Odierno’s comments come as a bipartisan group of senators introduced legislation last week pressing for Congress to be able to vote on whether the United States should keep troops in Afghanistan after 2014.
The Army official also touched on the U.S. shift to the Asia-Pacific, reiterating that despite criticism from members of Congress and other governments, the military is serious about the rebalance.
“I think that they’re watching very carefully, and they’re watching to see what we do,” he said.
What We're Following See More »

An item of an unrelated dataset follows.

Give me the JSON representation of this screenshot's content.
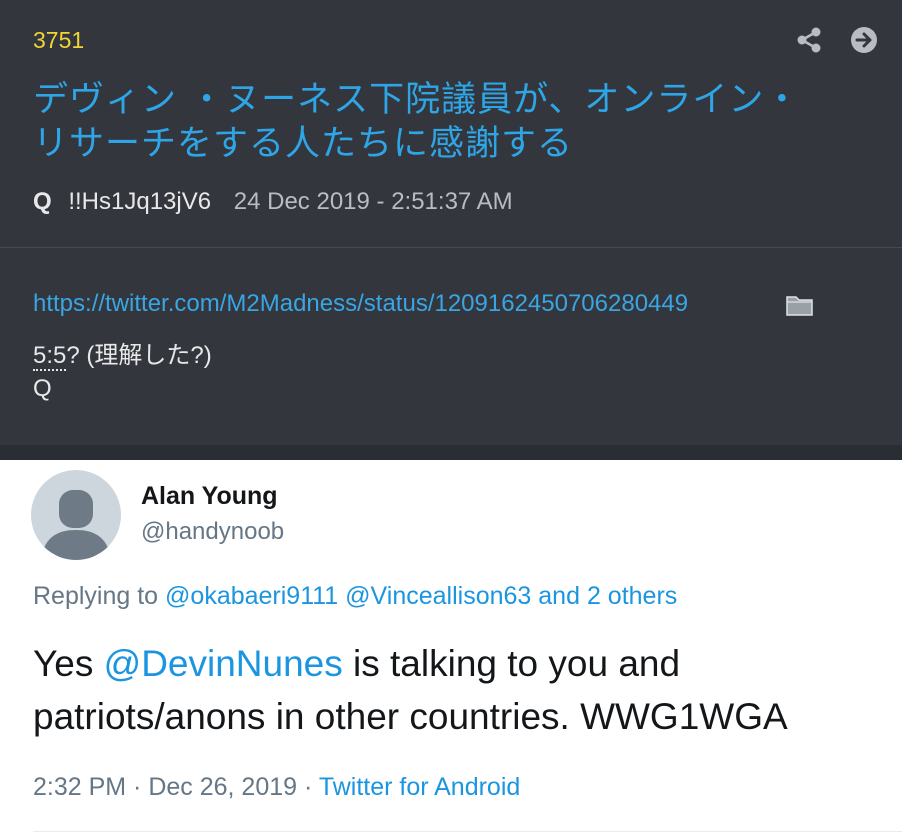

"Paul Manafort, who served as a top aide to President Trump’s 2016 campaign, on Tuesday provided congressional investigators notes he took during a Trump Tower meeting with a Russian lawyer that has emerged as a focus in the investigation of Russian interference in the election. Manafort’s submission, which came as he was interviewed in a closed session by staff members for the Senate Intelligence Committee, could offer a key contemporaneous account of the June 2016 session."
By the narrowest of margins, the Senate voted 51-50 this afternoon to begin debate on the House's legislation to repeal and replace Obamacare. Sens. Lisa Murkowski and Susan Collins defected from the GOP, but Vice President Pence broke a tie. Sen. John McCain returned from brain surgery to cast his vote.
"Republicans who interviewed Jared Kushner for more than three hours in the House’s Russia probe on Tuesday said the president’s son-in-law and adviser came across as candid and cooperative. 'His answers were forthcoming and complete. He satisfied all my questions,' said Rep. Mike Conaway (R-Texas), who’s leading the House Intelligence Committee’s investigation into Russian meddling in the 2016 election, including possible collusion between Moscow and the Trump campaign."